-- WORK ORDER --
Wherever the word "Kenali" turns up in a line of the entries, copy that line.

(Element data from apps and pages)

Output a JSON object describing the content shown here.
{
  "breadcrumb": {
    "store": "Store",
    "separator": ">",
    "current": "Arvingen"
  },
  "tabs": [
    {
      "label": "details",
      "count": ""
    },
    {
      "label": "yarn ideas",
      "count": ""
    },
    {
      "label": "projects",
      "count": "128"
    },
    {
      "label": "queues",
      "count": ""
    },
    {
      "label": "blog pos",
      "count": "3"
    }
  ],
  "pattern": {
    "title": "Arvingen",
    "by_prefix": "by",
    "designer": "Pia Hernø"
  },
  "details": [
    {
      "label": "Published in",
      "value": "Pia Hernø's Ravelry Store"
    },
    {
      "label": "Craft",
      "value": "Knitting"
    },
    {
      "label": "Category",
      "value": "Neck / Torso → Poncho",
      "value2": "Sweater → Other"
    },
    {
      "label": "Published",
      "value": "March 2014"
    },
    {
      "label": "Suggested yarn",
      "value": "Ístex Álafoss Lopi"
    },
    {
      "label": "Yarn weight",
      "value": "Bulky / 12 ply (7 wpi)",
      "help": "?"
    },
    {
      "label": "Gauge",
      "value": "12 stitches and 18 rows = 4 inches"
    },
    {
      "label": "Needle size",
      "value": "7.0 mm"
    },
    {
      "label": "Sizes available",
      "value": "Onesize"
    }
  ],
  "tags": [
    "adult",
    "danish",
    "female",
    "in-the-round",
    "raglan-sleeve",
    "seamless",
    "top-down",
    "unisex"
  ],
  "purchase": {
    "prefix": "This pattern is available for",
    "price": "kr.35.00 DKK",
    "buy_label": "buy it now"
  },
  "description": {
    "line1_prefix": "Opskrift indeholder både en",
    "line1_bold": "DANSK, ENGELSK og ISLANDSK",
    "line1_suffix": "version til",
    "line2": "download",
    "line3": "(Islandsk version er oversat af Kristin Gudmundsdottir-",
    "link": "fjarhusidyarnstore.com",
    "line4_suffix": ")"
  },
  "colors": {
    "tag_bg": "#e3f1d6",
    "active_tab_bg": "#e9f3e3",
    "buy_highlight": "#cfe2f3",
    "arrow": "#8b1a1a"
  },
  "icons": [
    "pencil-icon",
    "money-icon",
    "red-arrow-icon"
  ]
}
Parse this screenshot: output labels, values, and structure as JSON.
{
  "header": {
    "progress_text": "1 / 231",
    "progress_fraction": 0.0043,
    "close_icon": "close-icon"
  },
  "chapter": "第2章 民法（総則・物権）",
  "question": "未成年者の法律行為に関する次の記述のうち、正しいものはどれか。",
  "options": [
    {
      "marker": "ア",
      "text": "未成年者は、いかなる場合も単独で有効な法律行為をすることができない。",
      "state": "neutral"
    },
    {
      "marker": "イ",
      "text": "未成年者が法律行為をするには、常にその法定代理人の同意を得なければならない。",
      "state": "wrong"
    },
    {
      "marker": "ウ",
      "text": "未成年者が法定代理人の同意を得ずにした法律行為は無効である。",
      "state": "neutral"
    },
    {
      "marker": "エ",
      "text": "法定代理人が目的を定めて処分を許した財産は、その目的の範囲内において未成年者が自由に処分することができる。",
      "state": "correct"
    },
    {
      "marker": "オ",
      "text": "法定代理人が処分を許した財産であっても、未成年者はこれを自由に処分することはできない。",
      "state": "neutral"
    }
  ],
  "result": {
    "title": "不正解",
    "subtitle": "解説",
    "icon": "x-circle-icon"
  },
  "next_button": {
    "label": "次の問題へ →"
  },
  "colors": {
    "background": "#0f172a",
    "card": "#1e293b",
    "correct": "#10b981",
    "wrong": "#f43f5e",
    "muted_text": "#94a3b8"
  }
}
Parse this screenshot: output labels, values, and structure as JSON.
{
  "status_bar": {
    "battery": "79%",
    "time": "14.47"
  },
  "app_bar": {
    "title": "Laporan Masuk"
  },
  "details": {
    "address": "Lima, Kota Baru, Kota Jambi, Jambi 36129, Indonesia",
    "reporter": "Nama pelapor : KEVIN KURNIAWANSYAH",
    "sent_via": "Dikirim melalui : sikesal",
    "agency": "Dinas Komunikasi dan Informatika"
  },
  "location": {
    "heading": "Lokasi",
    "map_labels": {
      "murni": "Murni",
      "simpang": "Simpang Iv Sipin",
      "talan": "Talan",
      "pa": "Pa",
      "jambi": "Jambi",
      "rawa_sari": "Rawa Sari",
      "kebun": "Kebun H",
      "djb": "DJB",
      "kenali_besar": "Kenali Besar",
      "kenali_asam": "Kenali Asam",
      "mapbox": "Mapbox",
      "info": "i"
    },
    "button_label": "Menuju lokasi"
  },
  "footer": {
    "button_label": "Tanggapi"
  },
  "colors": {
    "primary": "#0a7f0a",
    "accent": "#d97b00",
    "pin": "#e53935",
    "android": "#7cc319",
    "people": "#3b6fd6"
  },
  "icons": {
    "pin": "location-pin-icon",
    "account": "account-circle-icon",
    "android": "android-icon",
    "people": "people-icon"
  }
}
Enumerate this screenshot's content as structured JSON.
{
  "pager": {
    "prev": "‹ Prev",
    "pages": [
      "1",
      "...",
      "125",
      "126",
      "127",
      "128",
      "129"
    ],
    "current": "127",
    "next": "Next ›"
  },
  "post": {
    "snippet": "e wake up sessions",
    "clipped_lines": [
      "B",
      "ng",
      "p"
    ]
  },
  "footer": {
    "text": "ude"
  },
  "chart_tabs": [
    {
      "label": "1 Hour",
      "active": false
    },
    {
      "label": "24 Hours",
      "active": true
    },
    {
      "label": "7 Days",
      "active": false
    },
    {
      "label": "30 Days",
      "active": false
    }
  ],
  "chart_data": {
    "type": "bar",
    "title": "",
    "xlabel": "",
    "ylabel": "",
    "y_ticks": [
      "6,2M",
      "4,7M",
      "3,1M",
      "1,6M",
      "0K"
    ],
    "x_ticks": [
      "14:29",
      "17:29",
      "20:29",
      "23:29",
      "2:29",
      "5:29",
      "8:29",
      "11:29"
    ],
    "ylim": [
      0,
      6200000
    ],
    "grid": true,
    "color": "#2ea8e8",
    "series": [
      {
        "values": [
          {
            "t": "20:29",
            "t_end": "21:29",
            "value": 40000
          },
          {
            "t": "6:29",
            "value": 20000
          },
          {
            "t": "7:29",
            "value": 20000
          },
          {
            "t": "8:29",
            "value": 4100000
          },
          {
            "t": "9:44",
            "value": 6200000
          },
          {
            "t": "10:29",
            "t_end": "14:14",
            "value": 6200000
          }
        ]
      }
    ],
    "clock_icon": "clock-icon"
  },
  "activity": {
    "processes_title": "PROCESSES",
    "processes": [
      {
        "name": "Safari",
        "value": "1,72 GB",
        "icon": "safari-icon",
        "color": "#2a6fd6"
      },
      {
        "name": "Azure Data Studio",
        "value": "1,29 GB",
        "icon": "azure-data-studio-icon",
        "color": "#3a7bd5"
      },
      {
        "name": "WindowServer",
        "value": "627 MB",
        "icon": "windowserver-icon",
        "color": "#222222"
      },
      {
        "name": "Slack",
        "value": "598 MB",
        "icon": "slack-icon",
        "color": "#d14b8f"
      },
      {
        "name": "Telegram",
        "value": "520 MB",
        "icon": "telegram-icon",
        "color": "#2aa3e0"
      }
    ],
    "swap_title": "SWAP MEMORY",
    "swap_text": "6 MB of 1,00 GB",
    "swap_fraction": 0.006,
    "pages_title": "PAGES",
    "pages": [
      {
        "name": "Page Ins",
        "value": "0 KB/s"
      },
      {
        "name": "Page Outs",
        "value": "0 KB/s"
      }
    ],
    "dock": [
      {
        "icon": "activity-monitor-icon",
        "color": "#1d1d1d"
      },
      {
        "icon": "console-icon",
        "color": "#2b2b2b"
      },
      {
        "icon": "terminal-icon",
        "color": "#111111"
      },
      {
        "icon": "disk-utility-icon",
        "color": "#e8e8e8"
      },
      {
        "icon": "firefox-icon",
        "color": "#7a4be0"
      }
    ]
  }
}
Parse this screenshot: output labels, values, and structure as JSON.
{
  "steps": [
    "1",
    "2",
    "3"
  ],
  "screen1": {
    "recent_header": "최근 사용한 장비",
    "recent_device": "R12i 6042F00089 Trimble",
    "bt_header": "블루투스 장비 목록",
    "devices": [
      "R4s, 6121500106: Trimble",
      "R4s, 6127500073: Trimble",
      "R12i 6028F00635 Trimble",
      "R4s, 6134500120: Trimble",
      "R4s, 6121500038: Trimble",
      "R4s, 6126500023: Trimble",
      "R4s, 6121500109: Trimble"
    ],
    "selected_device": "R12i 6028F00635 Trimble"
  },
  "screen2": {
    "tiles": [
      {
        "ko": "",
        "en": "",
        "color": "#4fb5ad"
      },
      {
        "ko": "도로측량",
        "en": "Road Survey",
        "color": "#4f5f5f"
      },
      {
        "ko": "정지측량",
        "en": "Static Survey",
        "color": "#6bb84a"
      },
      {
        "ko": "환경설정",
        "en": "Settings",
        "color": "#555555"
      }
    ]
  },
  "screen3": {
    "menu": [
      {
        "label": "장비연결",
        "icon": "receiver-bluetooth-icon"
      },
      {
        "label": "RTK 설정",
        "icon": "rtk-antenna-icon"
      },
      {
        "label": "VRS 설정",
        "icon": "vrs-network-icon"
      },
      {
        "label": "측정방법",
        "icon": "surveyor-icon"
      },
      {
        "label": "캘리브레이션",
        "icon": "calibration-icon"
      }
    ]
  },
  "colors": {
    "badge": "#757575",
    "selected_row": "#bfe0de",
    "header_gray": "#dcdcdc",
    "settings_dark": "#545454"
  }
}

-- RESULT --
      "kenali_besar": "Kenali Besar",
      "kenali_asam": "Kenali Asam",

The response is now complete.